Tiramisu, the classic Italian dessert, is simple to make, but stick with an updated recipe. Older versions take less time, but the raw eggs can make the cream watery. Once mastered, keep tiramisu refrigerated at 40 degrees Fahrenheit and eat it within two days. Even a thick cream filling may become watery as it sits in the refrigerator.
Fixing a finished cream or tiramisu that's watery is challenging. If you haven't assembled the dish yet, pour any excess liquid off and refrigerate the cream to firm it. Add a bit of unflavored gelatin softened in warm water. To fix a watery finished dessert, blot it with paper towels and keep it well chilled. Serve immediately because it's probably not going to improve as it sits.
The Egg Fix
Older recipes for tiramisu call for mixing mascarpone cheese with beaten egg yolks, followed by folding egg whites into the mixture. If you fold the egg whites too aggressively, they'll deflate and perhaps become watery. You also run the risk of foodborne illness caused by bacteria in the raw eggs. To eliminate this worry, skip the egg whites altogether and heat egg yolks with sugar and flavorings in a double boiler to 160 Fahrenheit. Whisk constantly as the eggs heat and thicken. Cool the mixture in an ice bath before beating it into the mascarpone cheese. The eggs are heated enough to destroy bacteria and they create a thick, yellow custard, which stabilizes the filling and prevents it from becoming watery.
The Whipping Cream Fix
Replace egg whites in the mascarpone filling with heavy whipping cream instead. This one change eliminates the risk of using eggs and creates a more stable filling. Combining mascarpone with whipped cream stabilizes the cream so it doesn't deflate, according to Cindy Mushet, author of "The Art & Soul of Baking," but you can add an extra bit of insurance by stabilizing the whipped cream with gelatin first. Combine unflavored gelatin and warm water. Add a bit of warmed whipping cream to temper the mixture. Whip the cream until soft peaks form, add the gelatin mixture and continue whipping to form stiff peaks. When added to mascarpone cheese, this whipping cream forms a slightly stiff, stable filling that won't weep.
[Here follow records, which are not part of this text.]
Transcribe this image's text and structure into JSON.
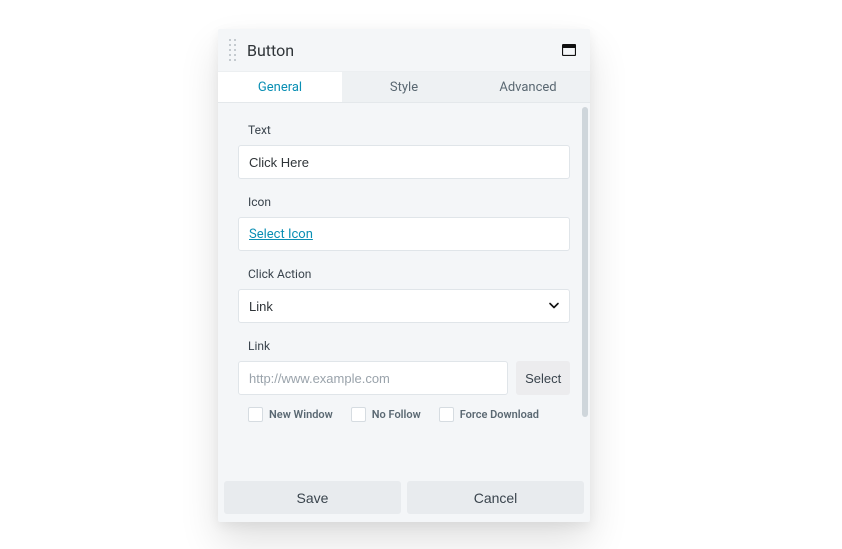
{
  "header": {
    "title": "Button"
  },
  "tabs": {
    "general": "General",
    "style": "Style",
    "advanced": "Advanced",
    "active": "general"
  },
  "fields": {
    "text": {
      "label": "Text",
      "value": "Click Here"
    },
    "icon": {
      "label": "Icon",
      "select_link": "Select Icon"
    },
    "click_action": {
      "label": "Click Action",
      "value": "Link"
    },
    "link": {
      "label": "Link",
      "placeholder": "http://www.example.com",
      "value": "",
      "select_button": "Select",
      "options": {
        "new_window": {
          "label": "New Window",
          "checked": false
        },
        "no_follow": {
          "label": "No Follow",
          "checked": false
        },
        "force_download": {
          "label": "Force Download",
          "checked": false
        }
      }
    }
  },
  "footer": {
    "save": "Save",
    "cancel": "Cancel"
  }
}
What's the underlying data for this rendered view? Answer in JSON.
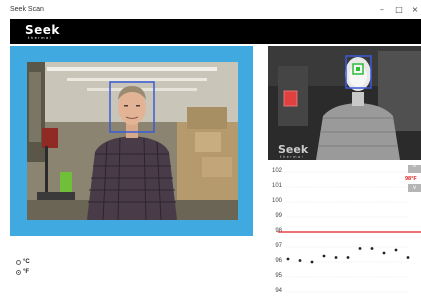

The Cookie Fix
Another reason your cream might become watery is that the sponge cake or ladyfingers are soggy. Dip them in the coffee and liquor mixture just until the outside is soft, but the inside is still hard and solid. The coffee should not permeate the entire cake or cookie. Not only do soggy cookies and cake change the texture of the dessert, coffee from them can also seep into the cream filling, making it watery.
- Fine Cooking: Updated Tiramisu
- Fine Cooking: Tiramisu
- Zoe Bakes: Tiramisu
- The Art & Soul of Baking; Cindy Mushet
- The Woodland Bakery Blog: Stabilized Whipped Cream for Icing Cakes
- USDA: Shell Eggs from Farm to Table
- Eising/Photodisc/Getty Images